list Numbers 1, you claim as having been elisted within the enemy's lines, upon the authority considered by you as having been granted in letters, oneof May 7, from Honorable George W. Randolph, then Secretary of War, another of December 23, 1862, from General S. Cooper, Adjutant and Inspector General, and Special Orders, Numbers 251, of October 27, 1862.
The War Department, in extending amnesty to deserters received into other commands, would do so in the shape of an order, both to inform their proper officers of their pardon and its conditions, and to relieve the deserters and officers receiving them from the penalties ordered under the twenty-second Article of War. No such order is on record among files from the Adjutant and Inspector General's Office, nor can it be discovered upon perusal that the letters give authority to enlist deserters. They do authorize you to "recruit all the men you can from counties within the enemy's lines, and also from non-conscripts;" the latter privilege extending tothose within and out of our lines; the former to those of conscript age outside of our lines, thus removing the prohibition against such enlistments contained in General Orders, Numbers 53, Adjutant and Inspector General's Office, of July 31, 1862. As General Orders, Numbers 43, Adjutant and Inspector General's office, of June 13, 1862, prohibits the transfer of men from the line to partisan corps, partisan officers knowingly violating the order forfeit authority to raise troops, and deserters belonging to the line come us fully under this prohibition as others, as their connection cannot be servered from original commands excepting by transfer or discharge by proper authority.
In addition to these considerations, policy requires the return of these men.

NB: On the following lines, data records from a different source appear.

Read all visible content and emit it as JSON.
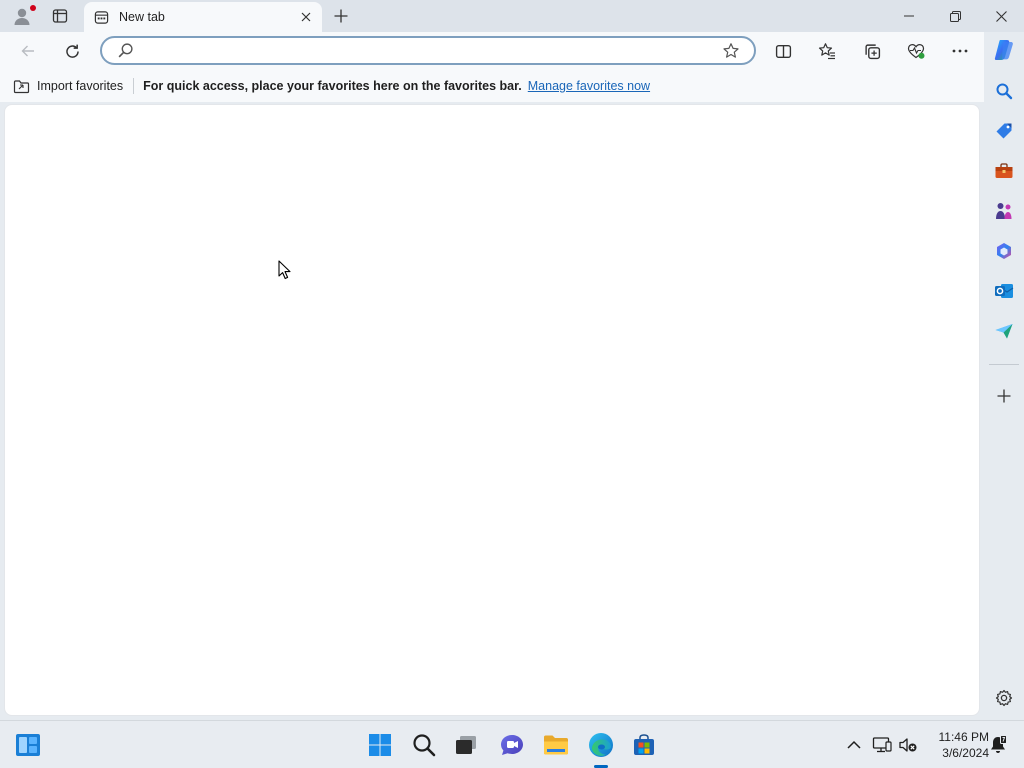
{
  "window": {
    "tab_title": "New tab"
  },
  "addressbar": {
    "value": "",
    "placeholder": ""
  },
  "favorites_bar": {
    "import_label": "Import favorites",
    "hint": "For quick access, place your favorites here on the favorites bar.",
    "manage_link": "Manage favorites now"
  },
  "sidebar": {
    "items": [
      "search-icon",
      "shopping-tag-icon",
      "tools-briefcase-icon",
      "games-icon",
      "microsoft365-icon",
      "outlook-icon",
      "drop-send-icon",
      "add-icon",
      "settings-icon"
    ]
  },
  "taskbar": {
    "apps": [
      "widgets-icon",
      "start-icon",
      "search-icon",
      "task-view-icon",
      "teams-chat-icon",
      "file-explorer-icon",
      "edge-icon",
      "store-icon"
    ],
    "clock_time": "11:46 PM",
    "clock_date": "3/6/2024"
  },
  "colors": {
    "accent": "#0067c0",
    "link": "#1a66b8",
    "frame": "#dde3ea",
    "toolbar": "#f7f9fb"
  }
}
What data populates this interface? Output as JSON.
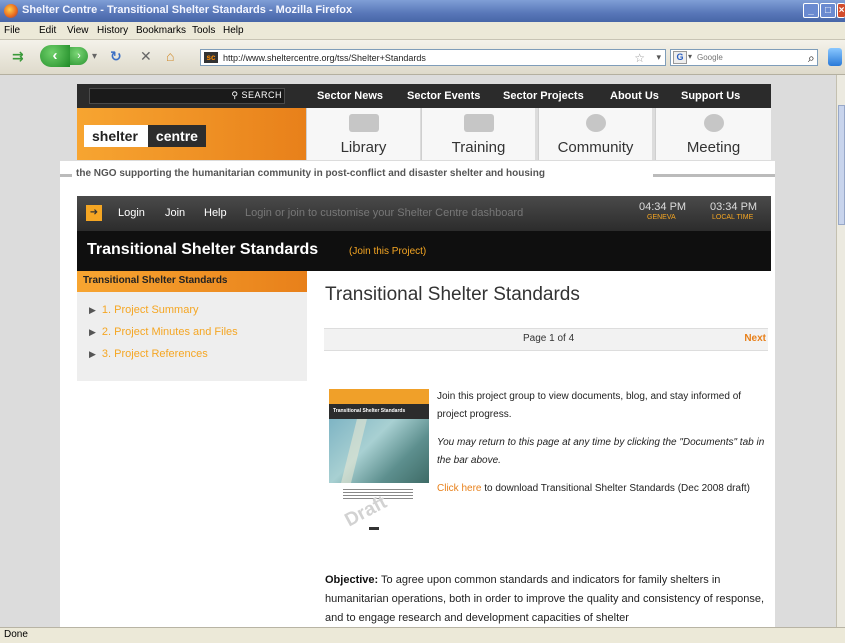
{
  "window": {
    "title": "Shelter Centre - Transitional Shelter Standards - Mozilla Firefox"
  },
  "menu": [
    "File",
    "Edit",
    "View",
    "History",
    "Bookmarks",
    "Tools",
    "Help"
  ],
  "toolbar": {
    "url": "http://www.sheltercentre.org/tss/Shelter+Standards",
    "search_placeholder": "Google"
  },
  "site": {
    "search_button": "SEARCH",
    "top_nav": [
      "Sector News",
      "Sector Events",
      "Sector Projects",
      "About Us",
      "Support Us"
    ],
    "logo_left": "shelter",
    "logo_right": "centre",
    "tabs": [
      "Library",
      "Training",
      "Community",
      "Meeting"
    ],
    "tagline": "the NGO supporting the humanitarian community in post-conflict and disaster shelter and housing",
    "user_bar": {
      "icon": "➜",
      "login": "Login",
      "join": "Join",
      "help": "Help",
      "message": "Login or join to customise your Shelter Centre dashboard",
      "time_geneva": "04:34 PM",
      "geneva_label": "GENEVA",
      "time_local": "03:34 PM",
      "local_label": "LOCAL TIME"
    },
    "project": {
      "title": "Transitional Shelter Standards",
      "join_link": "(Join this Project)"
    },
    "sidebar": {
      "heading": "Transitional Shelter Standards",
      "items": [
        "1. Project Summary",
        "2. Project Minutes and Files",
        "3. Project References"
      ]
    },
    "main": {
      "title": "Transitional Shelter Standards",
      "page_label": "Page 1 of 4",
      "next_label": "Next",
      "cover_title": "Transitional Shelter Standards",
      "cover_watermark": "Draft",
      "intro1": "Join this project group to view documents, blog, and stay informed of project progress.",
      "intro2": "You may return to this page at any time by clicking the \"Documents\" tab in the bar above.",
      "click_here": "Click here",
      "intro3_rest": " to download Transitional Shelter Standards (Dec 2008 draft)",
      "objective_label": "Objective:",
      "objective_text": " To agree upon common standards and indicators for family shelters in humanitarian operations, both in order to improve the quality and consistency of response, and to engage research and development capacities of shelter"
    }
  },
  "status": {
    "text": "Done"
  }
}
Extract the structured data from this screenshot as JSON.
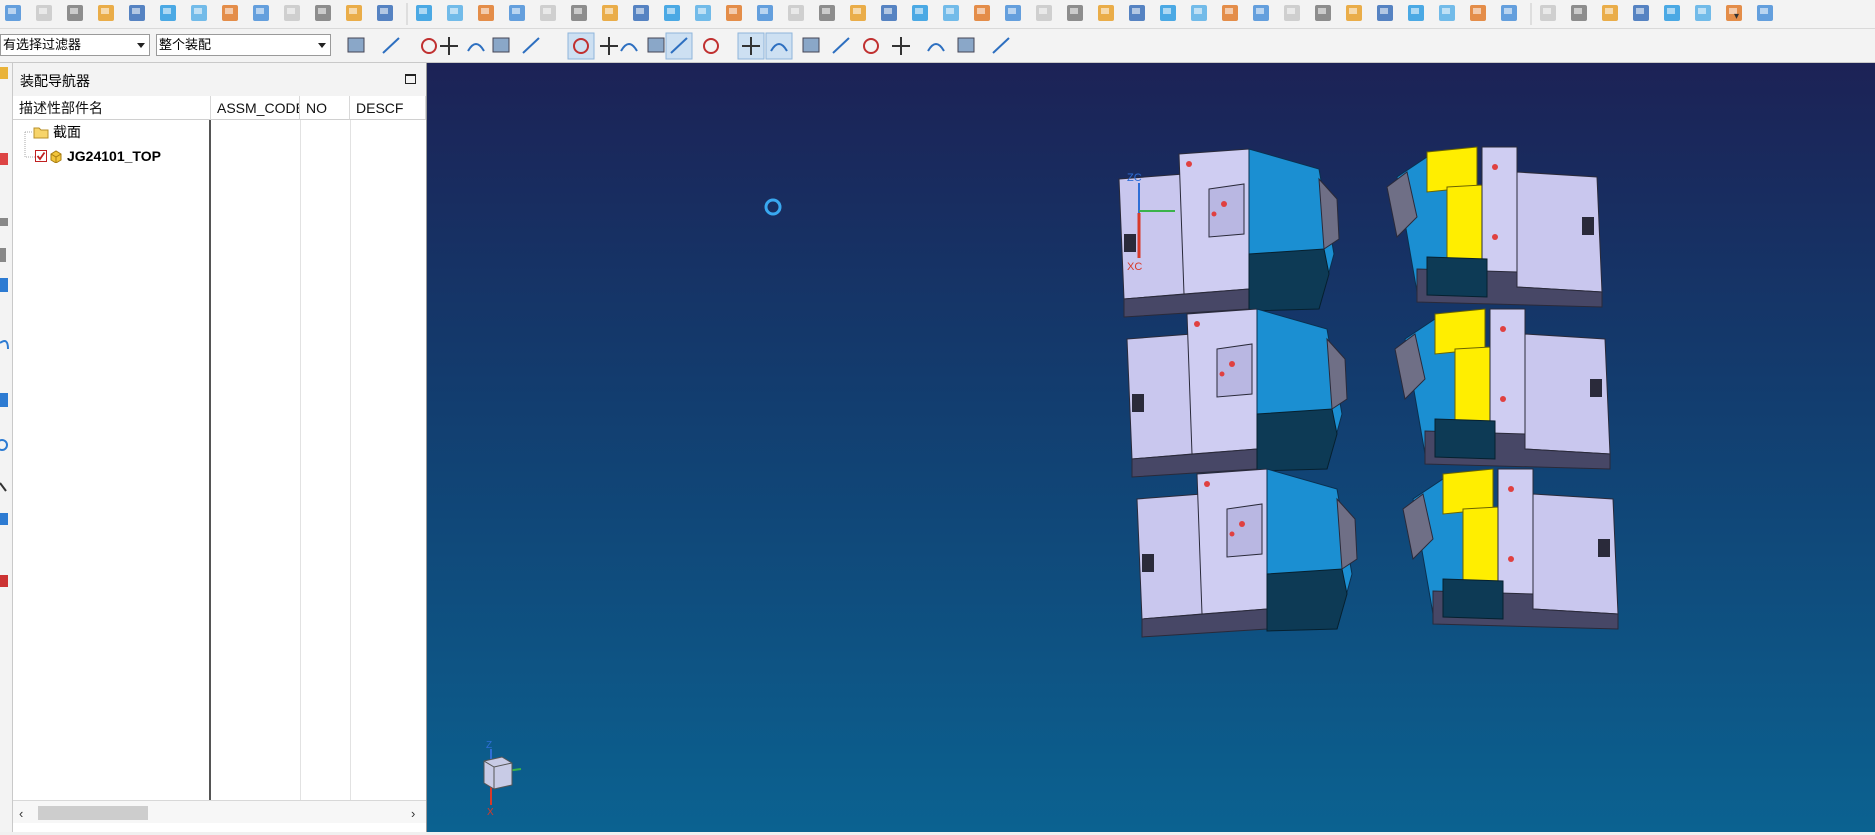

If discovered that desertion into the enemy's lines instead of punishment secures the reception of the offenders into commands serving near their homes, all anxious to serve in such vicinities have but to desert, thus destroying all military organization and discipline.
In view of these facts, the commanding general directst that you cause these men to be turned over, with their descriptive and clothing lists, to the nearest provost-marshal, to be forwarded to their proper companies.
List. Numbers 3 contains names of those claimed by you as having been illegally transferred by General Jackson from the militia. It is presumed these transfers were made under consultation wit the Governor and the laws of the State. They were aquiesced in by all but the small number who deserter as eigher legal or necessary under pressure of the occasion, and were recognized by the Confederate authorities as legal, as General Orders, Numbers 36, Adjutant and Inspector General's Office, last series, provides for the discharge of all so drafted who were over thirty-five years of age, without embracng those of conscript age. Waiving the question of law, the transfer having been made by an officer high in rank and in the confidence of the State and Confederate Governments, it is not for individual opinion to determine it; but in order that the question may be definitely settled by a proper tribunal, and to prevent the withdrawal from this army of the large number of drafted men who under your claim, if admitted in behalf of these men, would be justified in leaving to join other commands, the commanding general directs that they also be forwarded, in the same manner as those of list Numbers 1, for trial.
I am, general, very respectfully, your obedient servant,
R. H. CHILTON.